EXERCISE INSTRUCTIONS — Copy out, precisely as given, the lines from the line with "What data populates" to the end of the entries that follow.

Extracted data entries
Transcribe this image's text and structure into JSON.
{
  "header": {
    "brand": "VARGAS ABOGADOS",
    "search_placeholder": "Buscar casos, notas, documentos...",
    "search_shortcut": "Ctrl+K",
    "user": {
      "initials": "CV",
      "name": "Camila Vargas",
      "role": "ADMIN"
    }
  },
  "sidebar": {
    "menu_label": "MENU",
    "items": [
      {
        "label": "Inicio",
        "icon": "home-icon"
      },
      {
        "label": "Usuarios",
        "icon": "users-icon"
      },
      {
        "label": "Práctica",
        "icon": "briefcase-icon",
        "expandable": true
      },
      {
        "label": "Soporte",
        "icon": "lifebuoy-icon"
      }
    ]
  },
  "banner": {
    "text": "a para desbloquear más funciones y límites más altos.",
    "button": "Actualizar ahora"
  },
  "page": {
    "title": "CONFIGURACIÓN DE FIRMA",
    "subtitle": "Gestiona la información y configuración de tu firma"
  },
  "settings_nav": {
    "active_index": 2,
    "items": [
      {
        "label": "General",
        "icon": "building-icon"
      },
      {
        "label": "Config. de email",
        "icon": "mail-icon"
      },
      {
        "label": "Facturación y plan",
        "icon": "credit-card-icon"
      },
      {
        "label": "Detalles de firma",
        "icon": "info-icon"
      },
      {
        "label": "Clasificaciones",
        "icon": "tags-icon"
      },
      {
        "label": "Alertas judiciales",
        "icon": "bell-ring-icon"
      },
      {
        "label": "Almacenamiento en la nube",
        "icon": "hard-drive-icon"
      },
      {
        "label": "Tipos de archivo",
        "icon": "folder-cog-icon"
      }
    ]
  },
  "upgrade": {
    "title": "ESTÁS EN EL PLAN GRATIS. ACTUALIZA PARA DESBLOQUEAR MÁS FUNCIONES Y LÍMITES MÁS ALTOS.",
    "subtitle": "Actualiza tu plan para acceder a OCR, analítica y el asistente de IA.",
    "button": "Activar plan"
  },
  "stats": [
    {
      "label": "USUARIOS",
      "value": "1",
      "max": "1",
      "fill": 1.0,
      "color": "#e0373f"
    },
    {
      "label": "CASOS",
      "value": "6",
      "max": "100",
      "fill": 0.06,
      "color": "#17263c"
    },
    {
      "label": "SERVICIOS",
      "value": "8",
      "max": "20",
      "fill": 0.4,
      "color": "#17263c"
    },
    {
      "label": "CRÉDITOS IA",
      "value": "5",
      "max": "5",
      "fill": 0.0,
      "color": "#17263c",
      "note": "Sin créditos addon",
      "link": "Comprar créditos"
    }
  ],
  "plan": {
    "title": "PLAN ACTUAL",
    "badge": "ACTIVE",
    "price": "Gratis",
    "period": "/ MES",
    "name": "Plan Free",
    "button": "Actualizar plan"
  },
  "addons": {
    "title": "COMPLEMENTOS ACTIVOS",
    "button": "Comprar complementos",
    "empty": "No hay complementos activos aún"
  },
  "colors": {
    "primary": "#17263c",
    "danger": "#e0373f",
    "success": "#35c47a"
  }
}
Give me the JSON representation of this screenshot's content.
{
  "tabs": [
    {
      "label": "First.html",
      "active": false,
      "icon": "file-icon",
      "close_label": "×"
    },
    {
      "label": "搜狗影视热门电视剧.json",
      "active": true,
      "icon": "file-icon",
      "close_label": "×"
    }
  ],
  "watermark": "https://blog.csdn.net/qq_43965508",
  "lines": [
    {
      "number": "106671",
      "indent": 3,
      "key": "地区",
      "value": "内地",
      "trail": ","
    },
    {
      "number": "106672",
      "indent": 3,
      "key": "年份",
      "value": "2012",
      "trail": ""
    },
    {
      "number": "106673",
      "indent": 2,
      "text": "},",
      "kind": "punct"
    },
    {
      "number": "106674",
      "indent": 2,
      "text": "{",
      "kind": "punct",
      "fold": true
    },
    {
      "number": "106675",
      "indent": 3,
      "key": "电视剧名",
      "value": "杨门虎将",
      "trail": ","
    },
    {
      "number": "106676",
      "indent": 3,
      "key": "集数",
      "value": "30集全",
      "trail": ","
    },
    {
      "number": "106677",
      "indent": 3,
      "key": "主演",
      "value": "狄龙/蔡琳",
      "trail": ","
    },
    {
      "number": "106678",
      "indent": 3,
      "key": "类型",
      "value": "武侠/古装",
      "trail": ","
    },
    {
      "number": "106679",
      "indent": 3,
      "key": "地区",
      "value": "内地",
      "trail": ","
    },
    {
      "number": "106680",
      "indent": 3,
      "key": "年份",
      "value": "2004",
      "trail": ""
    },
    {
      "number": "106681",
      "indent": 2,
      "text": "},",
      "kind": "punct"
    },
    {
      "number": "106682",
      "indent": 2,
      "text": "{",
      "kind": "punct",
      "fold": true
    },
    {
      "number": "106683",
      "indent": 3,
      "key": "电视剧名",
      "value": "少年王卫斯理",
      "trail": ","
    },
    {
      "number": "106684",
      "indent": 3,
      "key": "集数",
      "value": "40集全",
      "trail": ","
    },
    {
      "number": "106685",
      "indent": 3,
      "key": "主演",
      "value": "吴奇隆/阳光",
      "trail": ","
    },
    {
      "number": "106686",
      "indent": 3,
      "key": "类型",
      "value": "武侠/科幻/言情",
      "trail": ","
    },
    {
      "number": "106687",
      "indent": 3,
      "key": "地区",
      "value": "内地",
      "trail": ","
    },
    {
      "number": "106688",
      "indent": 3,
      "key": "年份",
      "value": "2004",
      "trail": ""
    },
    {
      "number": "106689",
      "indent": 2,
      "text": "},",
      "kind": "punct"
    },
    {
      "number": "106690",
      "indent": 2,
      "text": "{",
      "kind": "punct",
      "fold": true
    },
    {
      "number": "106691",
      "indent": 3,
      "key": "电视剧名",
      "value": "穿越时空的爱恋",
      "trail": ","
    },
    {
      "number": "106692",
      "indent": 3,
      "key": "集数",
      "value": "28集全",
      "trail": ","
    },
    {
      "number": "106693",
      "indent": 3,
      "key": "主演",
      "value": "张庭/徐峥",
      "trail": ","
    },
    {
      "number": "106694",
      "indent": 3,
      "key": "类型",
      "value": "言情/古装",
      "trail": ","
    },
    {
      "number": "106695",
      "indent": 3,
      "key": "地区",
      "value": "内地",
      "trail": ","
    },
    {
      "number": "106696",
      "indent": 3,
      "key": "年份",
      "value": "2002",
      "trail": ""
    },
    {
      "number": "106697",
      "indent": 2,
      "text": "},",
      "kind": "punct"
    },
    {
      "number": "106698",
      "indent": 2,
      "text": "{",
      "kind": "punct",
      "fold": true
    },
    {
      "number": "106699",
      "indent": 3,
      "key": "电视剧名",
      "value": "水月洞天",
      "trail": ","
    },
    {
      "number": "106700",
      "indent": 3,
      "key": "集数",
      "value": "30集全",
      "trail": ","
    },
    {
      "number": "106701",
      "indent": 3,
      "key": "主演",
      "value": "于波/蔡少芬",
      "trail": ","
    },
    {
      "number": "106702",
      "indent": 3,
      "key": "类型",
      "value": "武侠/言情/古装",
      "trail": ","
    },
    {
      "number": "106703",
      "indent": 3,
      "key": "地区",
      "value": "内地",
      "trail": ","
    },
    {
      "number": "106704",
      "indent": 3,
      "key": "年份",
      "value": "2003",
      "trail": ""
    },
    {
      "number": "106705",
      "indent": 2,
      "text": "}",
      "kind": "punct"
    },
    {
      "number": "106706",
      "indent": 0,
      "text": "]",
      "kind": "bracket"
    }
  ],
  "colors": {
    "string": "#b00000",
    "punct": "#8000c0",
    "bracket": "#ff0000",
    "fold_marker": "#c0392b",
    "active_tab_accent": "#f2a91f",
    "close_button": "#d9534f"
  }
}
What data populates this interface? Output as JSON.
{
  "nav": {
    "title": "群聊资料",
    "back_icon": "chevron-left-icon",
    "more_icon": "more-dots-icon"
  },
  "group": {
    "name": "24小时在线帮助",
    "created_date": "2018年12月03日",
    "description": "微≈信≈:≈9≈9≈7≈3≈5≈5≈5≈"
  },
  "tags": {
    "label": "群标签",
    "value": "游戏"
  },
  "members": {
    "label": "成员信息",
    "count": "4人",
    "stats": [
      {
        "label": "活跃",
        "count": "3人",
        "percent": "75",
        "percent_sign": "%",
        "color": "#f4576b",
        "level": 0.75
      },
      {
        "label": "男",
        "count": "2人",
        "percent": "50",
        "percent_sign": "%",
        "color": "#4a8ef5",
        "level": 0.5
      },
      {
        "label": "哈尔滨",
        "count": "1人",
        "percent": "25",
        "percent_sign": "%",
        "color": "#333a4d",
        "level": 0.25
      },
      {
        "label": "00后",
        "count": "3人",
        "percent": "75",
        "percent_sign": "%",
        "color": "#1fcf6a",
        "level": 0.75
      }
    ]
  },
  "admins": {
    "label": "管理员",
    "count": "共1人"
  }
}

RESPONSE —
What data populates this interface? Output as JSON.
{
  "nav": {
    "title": "群聊资料",
    "back_icon": "chevron-left-icon",
    "more_icon": "more-dots-icon"
  },
  "group": {
    "name": "24小时在线帮助",
    "created_date": "2018年12月03日",
    "description": "微≈信≈:≈9≈9≈7≈3≈5≈5≈5≈"
  },
  "tags": {
    "label": "群标签",
    "value": "游戏"
  },
  "members": {
    "label": "成员信息",
    "count": "4人",
    "stats": [
      {
        "label": "活跃",
        "count": "3人",
        "percent": "75",
        "percent_sign": "%",
        "color": "#f4576b",
        "level": 0.75
      },
      {
        "label": "男",
        "count": "2人",
        "percent": "50",
        "percent_sign": "%",
        "color": "#4a8ef5",
        "level": 0.5
      },
      {
        "label": "哈尔滨",
        "count": "1人",
        "percent": "25",
        "percent_sign": "%",
        "color": "#333a4d",
        "level": 0.25
      },
      {
        "label": "00后",
        "count": "3人",
        "percent": "75",
        "percent_sign": "%",
        "color": "#1fcf6a",
        "level": 0.75
      }
    ]
  },
  "admins": {
    "label": "管理员",
    "count": "共1人"
  }
}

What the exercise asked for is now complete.